Although these numbers are important in the overall system, they are less important for the noise performance of the ADC, but more important for error-vector magnitude and reciprocal mixing. Therefore, you should consider them separately. To determine the jitter, the first step is to determine total noise power by integrating the noise over the bandwidth from 10-kHz frequency offset to 350 MHz in this case. Because 10 kHz is much smaller than 350 MHz, the lower limit barely affects the calculation for the case of wideband white noise.
Integration in the log domain is a simple addition operation. Equation 9 shows the total noise power:
The next objective is to determine the angle of modulation, which you base on the observed power of the phase noise. The analysis can be simple for some cases and complex for others (see sidebar "Determining the phase and jitter").
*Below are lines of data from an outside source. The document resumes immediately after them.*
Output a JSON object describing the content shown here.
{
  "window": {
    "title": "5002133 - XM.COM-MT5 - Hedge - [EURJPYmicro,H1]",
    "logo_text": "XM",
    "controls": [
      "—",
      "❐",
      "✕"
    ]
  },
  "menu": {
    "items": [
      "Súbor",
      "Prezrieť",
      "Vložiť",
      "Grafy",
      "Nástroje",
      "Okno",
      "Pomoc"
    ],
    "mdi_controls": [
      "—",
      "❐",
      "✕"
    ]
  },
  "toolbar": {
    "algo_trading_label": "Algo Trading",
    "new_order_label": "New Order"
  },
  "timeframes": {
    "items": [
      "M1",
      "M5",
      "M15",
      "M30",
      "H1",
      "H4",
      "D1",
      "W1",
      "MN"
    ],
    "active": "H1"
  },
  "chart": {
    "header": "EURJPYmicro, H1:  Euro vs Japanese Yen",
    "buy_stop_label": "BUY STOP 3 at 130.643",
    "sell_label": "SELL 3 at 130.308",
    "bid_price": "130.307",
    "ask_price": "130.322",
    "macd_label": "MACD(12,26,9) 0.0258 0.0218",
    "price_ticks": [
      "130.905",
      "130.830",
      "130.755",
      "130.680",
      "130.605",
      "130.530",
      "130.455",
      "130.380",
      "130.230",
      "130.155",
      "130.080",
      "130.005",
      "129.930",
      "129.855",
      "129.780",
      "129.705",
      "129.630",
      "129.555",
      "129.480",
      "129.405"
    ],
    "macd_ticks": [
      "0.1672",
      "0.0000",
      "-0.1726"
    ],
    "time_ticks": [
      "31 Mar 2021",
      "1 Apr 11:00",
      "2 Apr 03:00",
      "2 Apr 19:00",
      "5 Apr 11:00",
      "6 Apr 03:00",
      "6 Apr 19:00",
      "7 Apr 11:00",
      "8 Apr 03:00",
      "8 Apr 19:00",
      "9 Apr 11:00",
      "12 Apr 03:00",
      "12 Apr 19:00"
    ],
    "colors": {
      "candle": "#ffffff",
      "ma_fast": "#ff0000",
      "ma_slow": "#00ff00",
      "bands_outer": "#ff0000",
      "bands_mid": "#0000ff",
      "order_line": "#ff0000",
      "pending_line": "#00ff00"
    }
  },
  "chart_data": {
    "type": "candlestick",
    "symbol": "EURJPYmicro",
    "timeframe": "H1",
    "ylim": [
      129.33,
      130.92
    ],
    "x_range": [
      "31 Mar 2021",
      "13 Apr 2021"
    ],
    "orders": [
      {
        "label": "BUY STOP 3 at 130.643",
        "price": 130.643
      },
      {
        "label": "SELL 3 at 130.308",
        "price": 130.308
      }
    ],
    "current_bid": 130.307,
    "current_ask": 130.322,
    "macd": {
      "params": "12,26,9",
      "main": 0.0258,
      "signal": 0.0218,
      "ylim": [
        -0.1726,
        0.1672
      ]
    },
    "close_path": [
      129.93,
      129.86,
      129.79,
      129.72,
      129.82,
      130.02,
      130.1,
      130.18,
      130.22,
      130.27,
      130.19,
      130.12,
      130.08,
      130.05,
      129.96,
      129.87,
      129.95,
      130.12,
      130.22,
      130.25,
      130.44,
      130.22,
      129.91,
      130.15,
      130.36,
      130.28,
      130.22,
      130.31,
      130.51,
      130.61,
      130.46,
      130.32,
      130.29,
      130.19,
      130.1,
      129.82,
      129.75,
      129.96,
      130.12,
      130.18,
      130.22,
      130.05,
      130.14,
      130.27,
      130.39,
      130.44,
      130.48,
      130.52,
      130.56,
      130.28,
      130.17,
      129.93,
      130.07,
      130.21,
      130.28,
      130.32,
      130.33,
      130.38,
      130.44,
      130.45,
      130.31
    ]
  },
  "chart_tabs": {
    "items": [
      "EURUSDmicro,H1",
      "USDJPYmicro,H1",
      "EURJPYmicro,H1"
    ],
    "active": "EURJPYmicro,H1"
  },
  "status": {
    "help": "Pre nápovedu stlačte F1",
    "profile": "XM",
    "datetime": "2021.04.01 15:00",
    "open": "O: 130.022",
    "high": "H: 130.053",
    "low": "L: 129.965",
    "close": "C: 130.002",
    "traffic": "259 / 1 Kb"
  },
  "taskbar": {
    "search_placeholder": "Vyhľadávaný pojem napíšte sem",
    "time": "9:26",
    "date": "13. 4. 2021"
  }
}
Although you can determine wideband jitter in terms of wideband SNR and noise-spectral density, close-in noise differs. It is best to determine close-in phase noise in terms of reciprocal mixing, which occurs when a stronger signal is near the desired weaker signal. If the clock or local-oscillator phase noise mixes with the undesired signal, it increases the noise floor of the desired signal. If the phase noise is large enough, it can overpower the desired weak signal and cause loss of that signal.
Figure 6 shows the relative spectral densities of the signals. Note the skirted shape of the clock signal. When you use this clock to sample the analog input, this skirt convolves onto all of the analog signals you are converting (Figure 7). The result is that all of the signals take on this general shape. The strong nearby signal now overpowers the weak desired signal, making it impossible to further process this signal.
You cannot determine the general requirements for close-in phase noise, because application requirements differ. However, once standards emerge for the spacing and level of typical signals, you can set phase-noise requirements. For example, based on the GSM requirements in Section 05.05, you can estimate the specifications based on the specified minimum sensitivity (Table 1). These specifications meet an overall noise figure of 4 dB and require that the antenna-referenced phase noise of the clock source be 6 dB below the effective noise-spectral density. In many cases, the reference sensitivity of a typical receiver is much better than the required minimum value. In addition, any selectivity you employ before sampling or mixing the signal eases the requirement in most cases on a decibel-for-decibel basis.
Similarly, you can determine the requirements for CDMA2000 (Table 2). Because CDMA2000 is a wideband standard, assume that the spectral density of the phase noise meets the conditions at the nearest corner and improves across the bandwidth of the channel. These assumptions ensure that nothing disrupts any portion of the channel or otherwise impedes the benefits of a distributed communications channel. Therefore, this case assumes that the contribution due to phase noise is –174 dBm/Hz, the value of the thermal-noise limit.